The Democratic Labor Party was a fiercely right-wing Catholic party that split off from the Australian Labor Party in the 1950s because they were seen as too Communistic, and disappeared in all but name after the USSR collapsed. Now, it's back, having won two seats in the Victorian upper house and potentially having the balance of power, assuming that the other parties line up on opposite sites. How does an undead party manage to grab two seats out of nowhere? Largely through preference deals with other parties, who all put them ahead of the dangerously un-Australian, pro-paedoterrorist Greens (thus bringing back another Cold War concept, that of a policy of containment).
Anyway, it's not quite as bad as it could have been; the ALP has 19 votes, the Tories have 15, with the Nationals (i.e., the God and Country party), the DLP and the Greens having two each. Victorian politics may soon start looking more like Italy or Israel, with no one party having a clear mandate and a lot of horse-trading going on behind the scenes. Though whether Labour would rather deal with the Greens or throw a few legislated-morality carrots to the DLP is uncertain.
Artificial intelligence/cognitive science pioneer Marvin Minsky, who has recently written a book on the mechanisms behind emotions, gives an interview, weighing in on intelligence, cognition, the nature of self and the ineffable mysteries of life:
Q What, in your view, is love?
A There's short-term infatuation, where someone gets strongly attracted to someone else, and that's probably very often a turning-off of certain things rather than something extra: It's a mental state where you remove your criticism. So to say someone is beautiful is not necessarily positive, it may be something happening so you can't see anything wrong with this person. And then there are long-term attachments, where you adopt the goals of the other person and somehow make serious changes in what you're going to do.
Q And what is the self?
A We often imagine that there's a little person inside ourselves who makes our important decisions for us. However, a more useful idea is that you build many different models of yourself for dealing with different situations -- and each of those self-images can add to your resourcefulness.
Apparently iPods work in zero gravity. That is, unless Apple and their hard drive supplier specifically made special space iPods for cosmonauts and space tourists.

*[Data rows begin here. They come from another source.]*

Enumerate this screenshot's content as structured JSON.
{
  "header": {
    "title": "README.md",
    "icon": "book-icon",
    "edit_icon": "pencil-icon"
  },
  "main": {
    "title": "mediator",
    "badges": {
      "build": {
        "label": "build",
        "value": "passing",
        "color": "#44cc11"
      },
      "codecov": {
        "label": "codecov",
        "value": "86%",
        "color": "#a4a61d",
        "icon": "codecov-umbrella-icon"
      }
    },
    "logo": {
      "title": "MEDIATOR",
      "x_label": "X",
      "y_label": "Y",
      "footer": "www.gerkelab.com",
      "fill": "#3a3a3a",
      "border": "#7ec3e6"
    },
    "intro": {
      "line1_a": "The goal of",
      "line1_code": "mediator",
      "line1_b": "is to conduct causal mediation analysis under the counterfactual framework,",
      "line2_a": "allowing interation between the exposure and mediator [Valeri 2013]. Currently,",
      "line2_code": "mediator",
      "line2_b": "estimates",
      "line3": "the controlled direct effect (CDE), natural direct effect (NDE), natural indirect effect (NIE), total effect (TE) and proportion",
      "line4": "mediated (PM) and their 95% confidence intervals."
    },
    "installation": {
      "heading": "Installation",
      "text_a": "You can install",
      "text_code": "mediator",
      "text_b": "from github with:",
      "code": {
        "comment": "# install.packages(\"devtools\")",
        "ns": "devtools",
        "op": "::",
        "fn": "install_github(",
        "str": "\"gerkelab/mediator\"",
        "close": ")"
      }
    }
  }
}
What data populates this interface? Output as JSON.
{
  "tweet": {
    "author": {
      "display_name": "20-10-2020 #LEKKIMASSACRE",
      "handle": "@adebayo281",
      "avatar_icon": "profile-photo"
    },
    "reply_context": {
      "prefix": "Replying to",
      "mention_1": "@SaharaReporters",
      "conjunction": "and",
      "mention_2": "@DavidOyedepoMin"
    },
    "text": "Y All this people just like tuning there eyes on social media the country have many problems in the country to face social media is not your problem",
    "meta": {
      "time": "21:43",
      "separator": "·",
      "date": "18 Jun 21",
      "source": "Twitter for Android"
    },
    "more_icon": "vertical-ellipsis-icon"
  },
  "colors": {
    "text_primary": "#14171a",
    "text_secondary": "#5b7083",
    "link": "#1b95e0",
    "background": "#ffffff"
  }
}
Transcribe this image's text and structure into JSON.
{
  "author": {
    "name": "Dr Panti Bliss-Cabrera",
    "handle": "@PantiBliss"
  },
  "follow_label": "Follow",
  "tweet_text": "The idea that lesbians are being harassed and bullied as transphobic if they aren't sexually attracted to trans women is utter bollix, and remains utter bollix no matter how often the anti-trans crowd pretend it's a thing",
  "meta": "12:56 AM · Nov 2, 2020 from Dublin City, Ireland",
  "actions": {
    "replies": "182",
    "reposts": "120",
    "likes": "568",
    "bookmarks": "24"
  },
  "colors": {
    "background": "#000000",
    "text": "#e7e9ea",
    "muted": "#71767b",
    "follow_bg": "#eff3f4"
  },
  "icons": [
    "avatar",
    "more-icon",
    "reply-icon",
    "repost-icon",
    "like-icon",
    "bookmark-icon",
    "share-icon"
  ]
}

Other hardware that apparently has been used on the International Space Station includes IBM laptops (not sure if they're consumer models or ruggedised mil-spec ones of some sort) and Nikon digital cameras.
After Italy saw a spate of gruesome murders carried out by self-professed Satanists (who, apparently, indulge in "a lethal blend of black magic, hard drugs, sex and heavy metal"), the Italian police are planning to set up a "Satan squad". The special task force will include psychologists and a priest and will investigate "potentially dangerous religious movements". Some are concerned, though, that such a squad would become a hammer of Catholic majoritarianism and persecute harmless minority religions.